Juniperus scopulorum 'Wichita Blue'
Common Name: Rocky Mountain juniper 
Type: Needled evergreen
Family: Cupressaceae
Zone: 3 to 7
Height: 10.00 to 15.00 feet
Spread: 4.00 to 6.00 feet
Bloom Time: Non-flowering
Bloom Description: Non-flowering
Sun: Full sun
Water: Medium
Maintenance: Low
Leaf: Evergreen
Other: Winter Interest
Tolerate: Deer, Drought, Erosion, Dry Soil, Shallow-Rocky Soil, Air Pollution


Grow in average, medium moisture, well-drained soils in full sun. Adapts to a wide range of soils. Performs well in dryish, sandy soils with good drainage. This tree of western North America is generally intolerant of the hot and humid growing conditions of the deep South. Intolerant of wet soils.

Noteworthy Characteristics

Juniperus scopulorum, commonly called Rocky Mountain juniper or Colorado red cedar, is native to the Rocky Mountains from Alberta to Texas and in other mountainous areas from British Columbia south to Arizona. In the Rockies, it is typically found in dry, rocky, foothills above 5000 feet in elevation. This is a broad pyramidal tree with shedding red-brown bark that grows to 50’ tall and 20’ wide in its native habitat. It is similar in appearance to eastern red cedar (J. virginiana) and may hybridize with it if grown in the same area.

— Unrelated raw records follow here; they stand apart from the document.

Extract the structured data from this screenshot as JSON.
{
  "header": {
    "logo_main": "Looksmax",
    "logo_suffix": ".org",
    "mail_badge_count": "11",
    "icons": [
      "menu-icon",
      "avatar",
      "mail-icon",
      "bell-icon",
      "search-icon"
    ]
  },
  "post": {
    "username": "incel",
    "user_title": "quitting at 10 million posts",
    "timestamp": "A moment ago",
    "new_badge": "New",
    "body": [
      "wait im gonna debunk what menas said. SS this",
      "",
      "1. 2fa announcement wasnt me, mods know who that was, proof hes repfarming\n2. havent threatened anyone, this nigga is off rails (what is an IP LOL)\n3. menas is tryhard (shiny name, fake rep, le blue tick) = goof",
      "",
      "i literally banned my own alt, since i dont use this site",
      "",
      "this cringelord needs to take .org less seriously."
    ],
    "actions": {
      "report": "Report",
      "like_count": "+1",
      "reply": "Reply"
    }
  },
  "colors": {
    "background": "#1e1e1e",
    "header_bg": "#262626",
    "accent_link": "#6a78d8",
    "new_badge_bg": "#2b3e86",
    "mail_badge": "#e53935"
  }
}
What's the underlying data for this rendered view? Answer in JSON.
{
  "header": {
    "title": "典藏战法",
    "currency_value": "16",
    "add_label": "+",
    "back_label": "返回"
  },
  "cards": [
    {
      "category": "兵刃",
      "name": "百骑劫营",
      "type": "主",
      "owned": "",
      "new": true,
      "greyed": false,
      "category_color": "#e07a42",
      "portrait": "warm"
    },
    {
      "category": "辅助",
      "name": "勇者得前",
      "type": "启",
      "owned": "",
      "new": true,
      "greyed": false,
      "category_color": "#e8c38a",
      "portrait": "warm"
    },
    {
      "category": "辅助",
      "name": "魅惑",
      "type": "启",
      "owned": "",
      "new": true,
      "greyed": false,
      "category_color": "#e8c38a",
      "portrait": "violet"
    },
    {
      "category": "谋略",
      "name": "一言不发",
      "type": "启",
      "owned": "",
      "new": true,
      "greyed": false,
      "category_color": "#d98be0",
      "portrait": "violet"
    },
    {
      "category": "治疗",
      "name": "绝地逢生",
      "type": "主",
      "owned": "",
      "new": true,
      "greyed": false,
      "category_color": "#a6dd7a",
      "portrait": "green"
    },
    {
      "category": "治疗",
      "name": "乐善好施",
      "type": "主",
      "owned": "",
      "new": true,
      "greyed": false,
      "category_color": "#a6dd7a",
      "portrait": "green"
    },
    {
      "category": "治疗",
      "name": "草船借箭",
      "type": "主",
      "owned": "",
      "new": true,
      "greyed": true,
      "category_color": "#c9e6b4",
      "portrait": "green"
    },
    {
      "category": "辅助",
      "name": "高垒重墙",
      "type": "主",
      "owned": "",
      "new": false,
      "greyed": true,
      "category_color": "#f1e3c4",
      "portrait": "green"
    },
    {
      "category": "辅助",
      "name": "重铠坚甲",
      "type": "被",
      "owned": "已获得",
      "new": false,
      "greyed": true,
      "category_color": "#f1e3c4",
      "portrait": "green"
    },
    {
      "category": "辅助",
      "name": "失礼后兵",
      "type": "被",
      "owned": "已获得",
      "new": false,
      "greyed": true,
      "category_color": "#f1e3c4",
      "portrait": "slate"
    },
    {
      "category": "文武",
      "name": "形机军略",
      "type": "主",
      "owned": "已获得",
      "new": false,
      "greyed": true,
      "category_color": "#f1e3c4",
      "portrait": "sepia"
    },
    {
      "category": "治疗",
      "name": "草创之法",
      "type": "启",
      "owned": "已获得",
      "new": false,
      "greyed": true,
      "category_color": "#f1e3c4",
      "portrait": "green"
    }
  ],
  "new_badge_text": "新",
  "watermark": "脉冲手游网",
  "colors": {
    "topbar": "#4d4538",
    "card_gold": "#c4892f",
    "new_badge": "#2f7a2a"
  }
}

Light blue-green to dark green scale like foliage lies flat against the branches.

Genus name comes from the Latin name for the juniper.

Specific epithet comes from the Latin word meaning “of cliffs or rocks” in reference to the mountainous habit of the species.

‘Wichita Blue’ is a compact, conical, male form that grows slowly (6-12” per year) to 10-15’ tall, but may eventually reach 15-30’ tall. As the cultivar name suggests, it is noted for its blue or blue-gray foliage that retains good color all year.


No serious insect or disease problems. Junipers are generally susceptible to blights (dieback of stem tips), particularly in unusually rainy/wet springs. Phomopsis twig blight is of particular concern. Cedar-apple and related rust diseases spend part of their life cycle on junipers. Root rot may occur, particularly in wet, poorly drained soils. Occasional insect pests include aphids, bagworms, twig borers, webworms and scale. Watch for spider mites.


Small landscape tree. Screen. Backgrounds.